As threatened, I attended Tuesday's weekly (10:00 a.m.) Board of Public Works and Safety meeting. During public communications time, I discussed two-way streets and the Harvest Homecoming hangover downtown. It was a good experience, and I think my presentation was solid.
Here are a few observations, which might be summarized: We're planning to spend money on lots of stuff, none of which has to do with changing the street grid or facing up to the 800 lb orange-clad gorilla. But hey -- those agendas already were written.
There is a proposal to demolish the medical office building on the corner of State and Green Valley, and replace it with a (drum roll, please) CVS Pharmacy. Whether the building design itself is the typical cinder block, windowless, annoying and anti-urban-design monstrosity scattered throughout America was not discussed; these are matters for the Board of Zoning Appeals. Rather, the Public Works portal has to do with street access and (to a lesser extent) parking.
There was no discussion of walking or biking in this context or in any other during the meeting.
Appointments were made to a new Public Arts Right-of-Way committee, which is to advise the Board of Public Works when questions arise.
There'll be a contract awarded to same usual design suspects for determining the historic value (if any) of buildings in the path of the next Greenway phase, which I assume to mean the boat club. '
There's another contract to be awarded to the same usual design suspects for a dog park, which might be located at the old city dump, but might not. It is to include dog aquatics, seeing as $9 million for a human waterpark did not include such a feature (okay, it wasn't stated in exactly those terms).
Permission for the man who sells Christmas trees annually at the old Farmers Market likely will be renewed.
Then there's the newer Farmers Market, and the long dormant planned expansion.
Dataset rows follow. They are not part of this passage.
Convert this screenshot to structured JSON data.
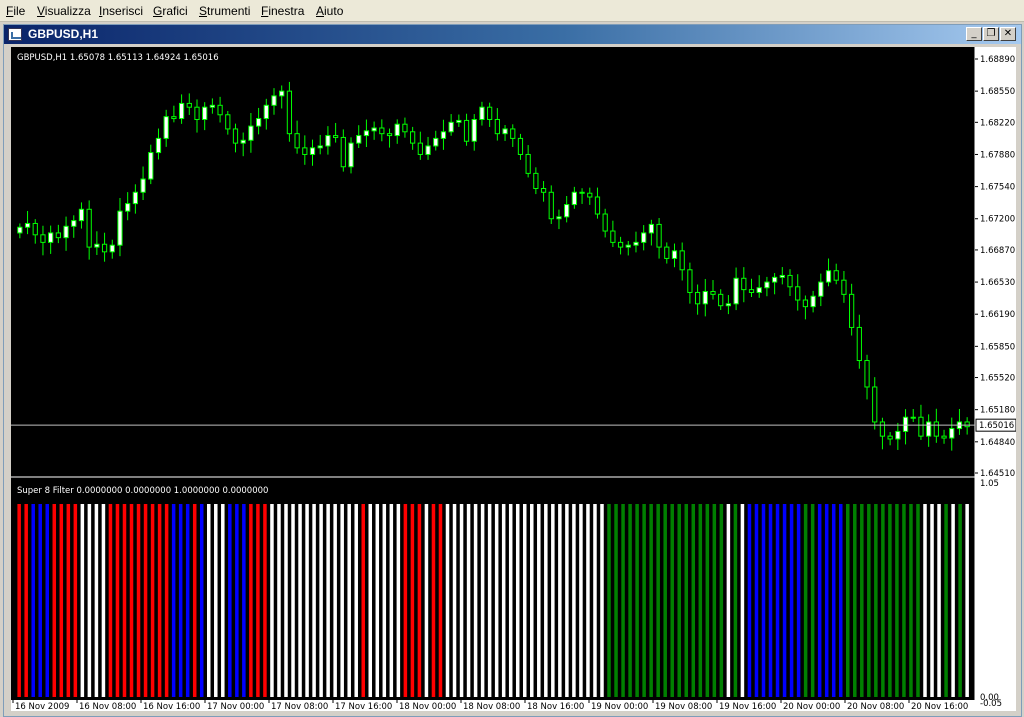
{
  "menu": {
    "items": [
      {
        "label": "File",
        "underline": "F",
        "rest": "ile"
      },
      {
        "label": "Visualizza",
        "underline": "V",
        "rest": "isualizza"
      },
      {
        "label": "Inserisci",
        "underline": "I",
        "rest": "nserisci"
      },
      {
        "label": "Grafici",
        "underline": "G",
        "rest": "rafici"
      },
      {
        "label": "Strumenti",
        "underline": "S",
        "rest": "trumenti"
      },
      {
        "label": "Finestra",
        "underline": "F",
        "rest": "inestra"
      },
      {
        "label": "Aiuto",
        "underline": "A",
        "rest": "iuto"
      }
    ]
  },
  "window": {
    "title": "GBPUSD,H1",
    "minimize_glyph": "_",
    "restore_glyph": "❐",
    "close_glyph": "✕"
  },
  "colors": {
    "chart_bg": "#000000",
    "candle_bull": "#ffffff",
    "candle_bear": "#000000",
    "candle_outline": "#00ff00",
    "ind_red": "#ff0000",
    "ind_blue": "#0000ff",
    "ind_white": "#ffffff",
    "ind_green": "#008000",
    "price_line": "#c0c0c0",
    "axis_panel": "#ffffff"
  },
  "chart_data": [
    {
      "type": "candlestick",
      "title": "GBPUSD,H1",
      "ohlc_header": "GBPUSD,H1  1.65078 1.65113 1.64924 1.65016",
      "y_ticks": [
        "1.68890",
        "1.68550",
        "1.68220",
        "1.67880",
        "1.67540",
        "1.67200",
        "1.66870",
        "1.66530",
        "1.66190",
        "1.65850",
        "1.65520",
        "1.65180",
        "1.64840",
        "1.64510"
      ],
      "ylim": [
        1.6451,
        1.6889
      ],
      "current_price": "1.65016",
      "x_tick_labels": [
        "16 Nov 2009",
        "16 Nov 08:00",
        "16 Nov 16:00",
        "17 Nov 00:00",
        "17 Nov 08:00",
        "17 Nov 16:00",
        "18 Nov 00:00",
        "18 Nov 08:00",
        "18 Nov 16:00",
        "19 Nov 00:00",
        "19 Nov 08:00",
        "19 Nov 16:00",
        "20 Nov 00:00",
        "20 Nov 08:00",
        "20 Nov 16:00"
      ],
      "close": [
        1.6711,
        1.6715,
        1.6703,
        1.6695,
        1.6705,
        1.67,
        1.6712,
        1.6718,
        1.673,
        1.669,
        1.6693,
        1.6685,
        1.6692,
        1.6728,
        1.6736,
        1.6748,
        1.6762,
        1.679,
        1.6805,
        1.6828,
        1.6826,
        1.6842,
        1.6838,
        1.6825,
        1.6838,
        1.684,
        1.683,
        1.6815,
        1.68,
        1.6803,
        1.6818,
        1.6826,
        1.684,
        1.685,
        1.6855,
        1.681,
        1.6795,
        1.6788,
        1.6795,
        1.6797,
        1.6808,
        1.6806,
        1.6775,
        1.68,
        1.6808,
        1.6813,
        1.6816,
        1.681,
        1.6808,
        1.682,
        1.6812,
        1.68,
        1.6788,
        1.6797,
        1.6805,
        1.6812,
        1.6822,
        1.6824,
        1.6802,
        1.6825,
        1.6838,
        1.6825,
        1.681,
        1.6815,
        1.6805,
        1.6788,
        1.6768,
        1.6752,
        1.6748,
        1.672,
        1.6722,
        1.6735,
        1.6748,
        1.6747,
        1.6743,
        1.6725,
        1.6707,
        1.6695,
        1.669,
        1.6692,
        1.6695,
        1.6705,
        1.6714,
        1.669,
        1.6678,
        1.6686,
        1.6666,
        1.6642,
        1.663,
        1.6643,
        1.664,
        1.6628,
        1.663,
        1.6657,
        1.6645,
        1.6642,
        1.6647,
        1.6653,
        1.6658,
        1.666,
        1.6648,
        1.6634,
        1.6627,
        1.6638,
        1.6653,
        1.6665,
        1.6655,
        1.664,
        1.6605,
        1.657,
        1.6542,
        1.6505,
        1.649,
        1.6487,
        1.6495,
        1.651,
        1.651,
        1.649,
        1.6505,
        1.649,
        1.6488,
        1.6498,
        1.6505,
        1.65
      ],
      "open_offsets_note": "",
      "indicator": {
        "label": "Super 8 Filter 0.0000000 0.0000000 1.0000000 0.0000000",
        "y_ticks": [
          "1.05",
          "0.00",
          "-0.05"
        ],
        "bar_colors": [
          "red",
          "red",
          "blue",
          "blue",
          "blue",
          "red",
          "red",
          "red",
          "red",
          "white",
          "white",
          "white",
          "white",
          "red",
          "red",
          "red",
          "red",
          "red",
          "red",
          "red",
          "red",
          "red",
          "blue",
          "blue",
          "blue",
          "red",
          "blue",
          "white",
          "white",
          "white",
          "blue",
          "blue",
          "blue",
          "red",
          "red",
          "red",
          "white",
          "white",
          "white",
          "white",
          "white",
          "white",
          "white",
          "white",
          "white",
          "white",
          "white",
          "white",
          "white",
          "red",
          "white",
          "white",
          "white",
          "white",
          "white",
          "red",
          "red",
          "red",
          "white",
          "red",
          "red",
          "white",
          "white",
          "white",
          "white",
          "white",
          "white",
          "white",
          "white",
          "white",
          "white",
          "white",
          "white",
          "white",
          "white",
          "white",
          "white",
          "white",
          "white",
          "white",
          "white",
          "white",
          "white",
          "white",
          "green",
          "green",
          "green",
          "green",
          "green",
          "green",
          "green",
          "green",
          "green",
          "green",
          "green",
          "green",
          "green",
          "green",
          "green",
          "green",
          "green",
          "white",
          "green",
          "white",
          "blue",
          "blue",
          "blue",
          "blue",
          "blue",
          "blue",
          "blue",
          "blue",
          "green",
          "green",
          "blue",
          "blue",
          "blue",
          "blue",
          "green",
          "green",
          "green",
          "green",
          "green",
          "green",
          "green",
          "green",
          "green",
          "green",
          "green",
          "white",
          "white",
          "white",
          "green",
          "white",
          "green",
          "white"
        ]
      }
    }
  ]
}
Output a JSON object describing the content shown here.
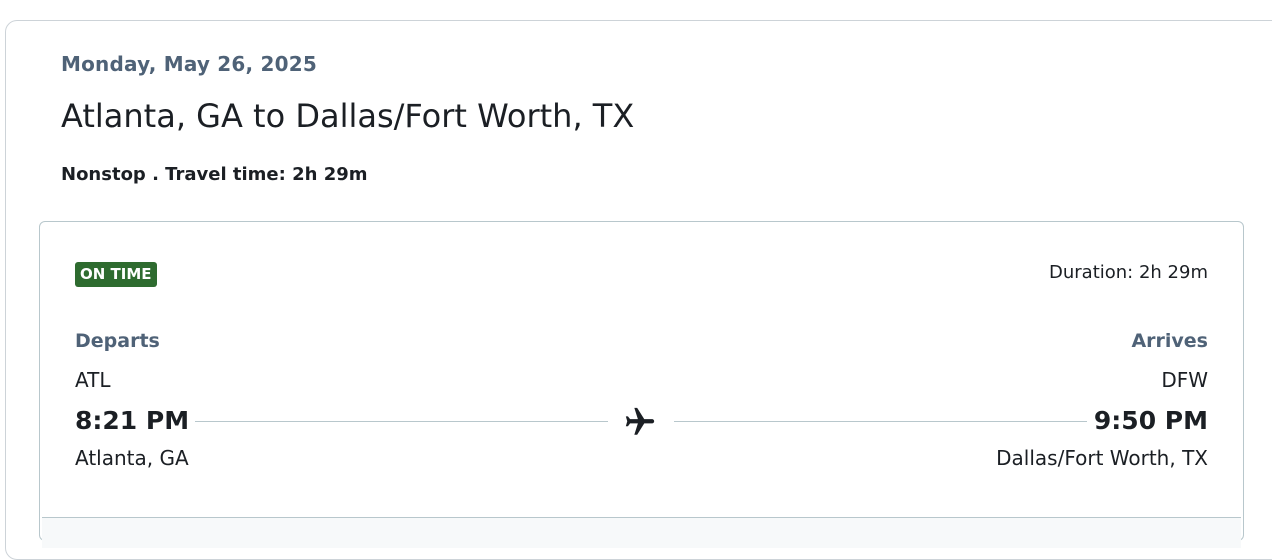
{
  "trip": {
    "date": "Monday, May 26, 2025",
    "title": "Atlanta, GA to Dallas/Fort Worth, TX",
    "summary": "Nonstop . Travel time: 2h 29m"
  },
  "segment": {
    "status": "ON TIME",
    "status_color": "#2e6b2f",
    "duration": "Duration: 2h 29m",
    "depart": {
      "label": "Departs",
      "code": "ATL",
      "time": "8:21 PM",
      "city": "Atlanta, GA"
    },
    "arrive": {
      "label": "Arrives",
      "code": "DFW",
      "time": "9:50 PM",
      "city": "Dallas/Fort Worth, TX"
    },
    "icon": "airplane-icon"
  }
}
CM Baird was on hand to join David Duggins in noting that the city council has approved $275K on its 2014 budget to move this forward, and the city and same usual design suspects agree, but there was no explanation as to whether the price has come down since last this surfaced, or if there'll be another source of funds ... and I refer to this only because We Have All Been Here Before.
Here is Jeff's post from May 13, 2011. What's changed since then?
It's extremely difficult to believe it would cost anywhere near $374,000 to build the proposed Farmers' Market improvements shown in the above rendering, a good portion of which already exists. For that price, one could purchase a large downtown commercial building or a4,800 square feet, two-story brick home with five bedrooms, five bathrooms, a full basement, high quality finishes, and the land on which they sit.
Yet, in conjunction with Develop New Albany, the mayor's office has asked the City Council to approve spending up to $400,000 for the proposed project. Have other imagined uses for leftover funds rocketed the estimate into unrealistic space? What justifications have been provided for such a bloated number? In general, what gives? If being asked to pay for it, the Council and the public deserve more objectivity and respect than they've yet been shown.
Despite being subjected to the usual "slap our name on it" fight for credit, the Farmers' Market has indeed been successful and does serve important economic and social functions in the community. The importance of those functions, however, is precisely the reason the market should not be used as the centerpiece of some politicized, unexplained financial scheme.
The mayor's office should get real, itemized estimates from multiple local contractors via a public process before moving forward. Until then, the Council and the public should treat the proposal with the same level of care and seriousness as has been afforded them, which is to say very little.